▶ [Work to complete] Print out each record, keeping it identical to the original.

● ● ● ●

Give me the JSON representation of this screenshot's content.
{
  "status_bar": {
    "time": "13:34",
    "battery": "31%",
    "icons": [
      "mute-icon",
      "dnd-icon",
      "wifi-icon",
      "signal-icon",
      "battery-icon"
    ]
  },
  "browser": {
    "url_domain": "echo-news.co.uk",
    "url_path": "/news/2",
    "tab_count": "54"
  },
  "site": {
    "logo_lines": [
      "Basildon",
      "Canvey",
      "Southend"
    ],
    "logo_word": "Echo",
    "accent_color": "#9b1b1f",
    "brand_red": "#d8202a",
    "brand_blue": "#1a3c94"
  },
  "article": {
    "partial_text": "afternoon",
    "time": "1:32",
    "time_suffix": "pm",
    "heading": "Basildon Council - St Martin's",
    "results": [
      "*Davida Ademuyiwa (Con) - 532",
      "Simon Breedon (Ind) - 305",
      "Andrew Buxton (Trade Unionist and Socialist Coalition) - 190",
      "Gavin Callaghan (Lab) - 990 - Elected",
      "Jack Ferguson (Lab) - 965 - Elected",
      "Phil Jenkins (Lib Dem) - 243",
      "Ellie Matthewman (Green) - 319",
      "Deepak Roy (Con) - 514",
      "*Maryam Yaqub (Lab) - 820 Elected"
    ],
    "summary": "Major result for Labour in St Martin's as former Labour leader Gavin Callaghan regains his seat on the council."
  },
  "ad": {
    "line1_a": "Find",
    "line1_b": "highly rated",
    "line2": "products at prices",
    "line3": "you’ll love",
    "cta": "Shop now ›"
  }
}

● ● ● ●

▶ [The answer]
Give me the JSON representation of this screenshot's content.
{
  "status_bar": {
    "time": "13:34",
    "battery": "31%",
    "icons": [
      "mute-icon",
      "dnd-icon",
      "wifi-icon",
      "signal-icon",
      "battery-icon"
    ]
  },
  "browser": {
    "url_domain": "echo-news.co.uk",
    "url_path": "/news/2",
    "tab_count": "54"
  },
  "site": {
    "logo_lines": [
      "Basildon",
      "Canvey",
      "Southend"
    ],
    "logo_word": "Echo",
    "accent_color": "#9b1b1f",
    "brand_red": "#d8202a",
    "brand_blue": "#1a3c94"
  },
  "article": {
    "partial_text": "afternoon",
    "time": "1:32",
    "time_suffix": "pm",
    "heading": "Basildon Council - St Martin's",
    "results": [
      "*Davida Ademuyiwa (Con) - 532",
      "Simon Breedon (Ind) - 305",
      "Andrew Buxton (Trade Unionist and Socialist Coalition) - 190",
      "Gavin Callaghan (Lab) - 990 - Elected",
      "Jack Ferguson (Lab) - 965 - Elected",
      "Phil Jenkins (Lib Dem) - 243",
      "Ellie Matthewman (Green) - 319",
      "Deepak Roy (Con) - 514",
      "*Maryam Yaqub (Lab) - 820 Elected"
    ],
    "summary": "Major result for Labour in St Martin's as former Labour leader Gavin Callaghan regains his seat on the council."
  },
  "ad": {
    "line1_a": "Find",
    "line1_b": "highly rated",
    "line2": "products at prices",
    "line3": "you’ll love",
    "cta": "Shop now ›"
  }
}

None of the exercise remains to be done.